Touching of training and development, Minister Lawrence stated that institutions such as the Critchlow Labour College, Public Service Training College and the University of Guyana must be sensitised to maximise the quality of their output.
Opposition MP, Ganga Persaud, took the floor to make his case for the recommendations be taken to a Special Select Committee for examination. He noted that 187 interviews were conducted during the preparations of the report, but only 45 of those were actual working public servants. He also noted that some recommendations are already being acted upon such as recruitment for the Public Service Training College. He called for more “public discourse” to prevent an unhelpful working environment adding, “I think we need more time to look at this.”
Following Persaud was Opposition MP, Africo Selman. She described the iquiry as one that was timely and important.
Contributions were also made by Minister with responsibility for Labour, Keith Scott who said he supported the inquiry as it was composed, and that he saw no need for it to be taken to a Special Select Committee for further deliberations.
Minister of State, Joseph Harmon took the floor next and thanked the Commissioners, Professor Harold Lutchman, Consultants Sandra Jones and Samuel Goolsarran, and Secretary, former Magistrate, Geeta Chandan-Edwards for the outstanding work that they did.
He noted that given the nature and work put into the report, copies were ordered by President David Granger, to be given to the Political Opposition and Trade Unions for their perusal. He bemoaned the retaining of numerous contract workers by the previous Government and the subsequent negated role of Trade Unions. The Minister of State noted that the National Budget was due to be presented and hence the recommendations made must be considered, “in keeping with financial considerations and fiscal constraints.”
Closing presentations were made by Opposition MP, Jillian Burton- Persaud and Minister of Legal Affairs, Basil Williams.
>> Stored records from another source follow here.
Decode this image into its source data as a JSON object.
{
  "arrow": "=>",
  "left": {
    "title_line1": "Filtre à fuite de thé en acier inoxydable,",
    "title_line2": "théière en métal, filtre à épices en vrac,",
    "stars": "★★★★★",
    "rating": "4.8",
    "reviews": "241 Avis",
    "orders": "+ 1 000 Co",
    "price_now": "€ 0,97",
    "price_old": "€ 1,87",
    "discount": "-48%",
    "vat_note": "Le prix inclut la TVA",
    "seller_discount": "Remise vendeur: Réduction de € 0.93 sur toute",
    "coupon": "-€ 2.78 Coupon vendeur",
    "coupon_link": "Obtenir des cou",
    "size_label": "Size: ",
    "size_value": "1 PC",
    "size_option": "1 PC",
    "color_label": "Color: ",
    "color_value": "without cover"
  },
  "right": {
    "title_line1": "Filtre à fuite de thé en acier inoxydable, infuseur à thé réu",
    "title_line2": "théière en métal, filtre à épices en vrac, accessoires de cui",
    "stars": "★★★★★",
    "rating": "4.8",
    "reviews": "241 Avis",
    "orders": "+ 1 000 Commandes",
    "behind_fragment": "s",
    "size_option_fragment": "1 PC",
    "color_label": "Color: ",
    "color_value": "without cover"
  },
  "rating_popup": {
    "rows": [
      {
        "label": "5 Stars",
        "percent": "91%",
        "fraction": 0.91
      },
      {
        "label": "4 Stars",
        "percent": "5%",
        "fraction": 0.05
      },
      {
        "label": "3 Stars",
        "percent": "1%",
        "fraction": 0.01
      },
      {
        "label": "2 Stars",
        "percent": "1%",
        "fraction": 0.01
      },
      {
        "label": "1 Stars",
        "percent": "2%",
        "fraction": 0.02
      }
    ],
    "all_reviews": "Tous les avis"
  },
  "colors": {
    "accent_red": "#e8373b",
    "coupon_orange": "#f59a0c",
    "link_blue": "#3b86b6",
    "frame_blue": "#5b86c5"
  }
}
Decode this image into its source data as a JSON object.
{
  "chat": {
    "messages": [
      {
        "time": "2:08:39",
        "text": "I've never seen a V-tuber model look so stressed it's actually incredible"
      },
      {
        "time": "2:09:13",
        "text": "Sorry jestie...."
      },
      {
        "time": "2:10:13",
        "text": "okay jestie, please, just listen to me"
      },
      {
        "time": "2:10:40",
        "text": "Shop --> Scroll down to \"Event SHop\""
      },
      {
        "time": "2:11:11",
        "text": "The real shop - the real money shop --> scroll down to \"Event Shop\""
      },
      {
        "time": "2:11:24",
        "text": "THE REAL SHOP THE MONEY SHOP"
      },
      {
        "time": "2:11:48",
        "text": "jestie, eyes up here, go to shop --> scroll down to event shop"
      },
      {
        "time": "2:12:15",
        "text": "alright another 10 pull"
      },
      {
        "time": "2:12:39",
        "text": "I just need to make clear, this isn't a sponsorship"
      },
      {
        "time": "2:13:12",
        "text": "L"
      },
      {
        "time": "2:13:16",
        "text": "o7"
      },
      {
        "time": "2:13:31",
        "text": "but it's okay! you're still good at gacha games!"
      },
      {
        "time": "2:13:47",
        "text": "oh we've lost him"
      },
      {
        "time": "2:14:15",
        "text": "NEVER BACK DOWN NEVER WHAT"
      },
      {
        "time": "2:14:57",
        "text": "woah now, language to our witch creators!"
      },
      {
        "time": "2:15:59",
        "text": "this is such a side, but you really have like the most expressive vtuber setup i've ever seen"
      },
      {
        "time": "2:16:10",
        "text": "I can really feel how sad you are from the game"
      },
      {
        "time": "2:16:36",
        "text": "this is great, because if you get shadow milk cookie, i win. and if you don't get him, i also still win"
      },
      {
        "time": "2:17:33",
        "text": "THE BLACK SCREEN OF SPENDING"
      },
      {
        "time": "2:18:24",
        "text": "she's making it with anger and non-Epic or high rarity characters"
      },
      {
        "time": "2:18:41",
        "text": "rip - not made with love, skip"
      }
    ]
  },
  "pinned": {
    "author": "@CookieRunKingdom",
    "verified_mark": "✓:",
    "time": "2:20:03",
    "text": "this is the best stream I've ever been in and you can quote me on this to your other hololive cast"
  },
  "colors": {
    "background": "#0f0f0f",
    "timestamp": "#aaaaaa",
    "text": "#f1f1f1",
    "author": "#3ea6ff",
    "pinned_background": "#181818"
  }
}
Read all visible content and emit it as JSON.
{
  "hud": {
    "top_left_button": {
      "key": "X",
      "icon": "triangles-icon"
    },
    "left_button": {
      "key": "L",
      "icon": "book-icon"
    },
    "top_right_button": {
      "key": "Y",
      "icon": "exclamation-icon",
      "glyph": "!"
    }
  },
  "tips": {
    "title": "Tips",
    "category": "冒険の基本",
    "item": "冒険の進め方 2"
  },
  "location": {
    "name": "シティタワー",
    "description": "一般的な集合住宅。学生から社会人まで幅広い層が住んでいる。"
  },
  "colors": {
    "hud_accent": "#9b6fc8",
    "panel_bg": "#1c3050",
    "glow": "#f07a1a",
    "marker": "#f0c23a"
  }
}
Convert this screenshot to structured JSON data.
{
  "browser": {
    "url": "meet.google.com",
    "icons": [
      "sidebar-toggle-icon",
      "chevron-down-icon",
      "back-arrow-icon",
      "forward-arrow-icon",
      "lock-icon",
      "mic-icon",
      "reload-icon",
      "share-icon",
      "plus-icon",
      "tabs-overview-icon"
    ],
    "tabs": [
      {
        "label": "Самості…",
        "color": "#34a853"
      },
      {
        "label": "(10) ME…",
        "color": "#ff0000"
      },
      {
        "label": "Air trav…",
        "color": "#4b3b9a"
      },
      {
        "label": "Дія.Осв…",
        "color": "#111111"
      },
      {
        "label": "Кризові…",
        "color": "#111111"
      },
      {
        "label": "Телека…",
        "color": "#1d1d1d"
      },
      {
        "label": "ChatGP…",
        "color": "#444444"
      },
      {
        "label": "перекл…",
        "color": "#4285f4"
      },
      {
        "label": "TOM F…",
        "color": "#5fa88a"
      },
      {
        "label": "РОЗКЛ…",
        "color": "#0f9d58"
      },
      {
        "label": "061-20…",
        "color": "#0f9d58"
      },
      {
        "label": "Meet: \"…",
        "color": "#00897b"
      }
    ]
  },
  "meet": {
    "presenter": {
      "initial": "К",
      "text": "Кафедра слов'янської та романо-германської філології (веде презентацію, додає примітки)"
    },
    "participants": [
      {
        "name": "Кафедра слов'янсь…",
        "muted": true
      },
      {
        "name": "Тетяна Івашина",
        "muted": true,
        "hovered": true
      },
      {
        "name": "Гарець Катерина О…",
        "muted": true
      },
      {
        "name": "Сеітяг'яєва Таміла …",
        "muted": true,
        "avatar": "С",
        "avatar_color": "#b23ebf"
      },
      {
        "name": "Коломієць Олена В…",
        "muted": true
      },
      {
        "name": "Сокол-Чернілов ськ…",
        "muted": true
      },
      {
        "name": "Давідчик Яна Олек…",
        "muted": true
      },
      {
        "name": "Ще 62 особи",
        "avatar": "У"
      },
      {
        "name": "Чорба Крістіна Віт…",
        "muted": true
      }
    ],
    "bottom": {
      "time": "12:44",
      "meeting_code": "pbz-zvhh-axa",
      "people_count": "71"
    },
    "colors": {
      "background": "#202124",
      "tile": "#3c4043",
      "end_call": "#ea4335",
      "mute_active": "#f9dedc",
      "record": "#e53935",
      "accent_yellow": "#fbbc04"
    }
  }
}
The issue of whether the matter would be moved to a Special Select Committee was then put to a vote and the Government side outvoted the Opposition’s proposal. The Parliament was then adjourned until November 28, 2016 when the 2017 national budget will be presented by Finance Minister, Winston Jordan.
By Paul McAdam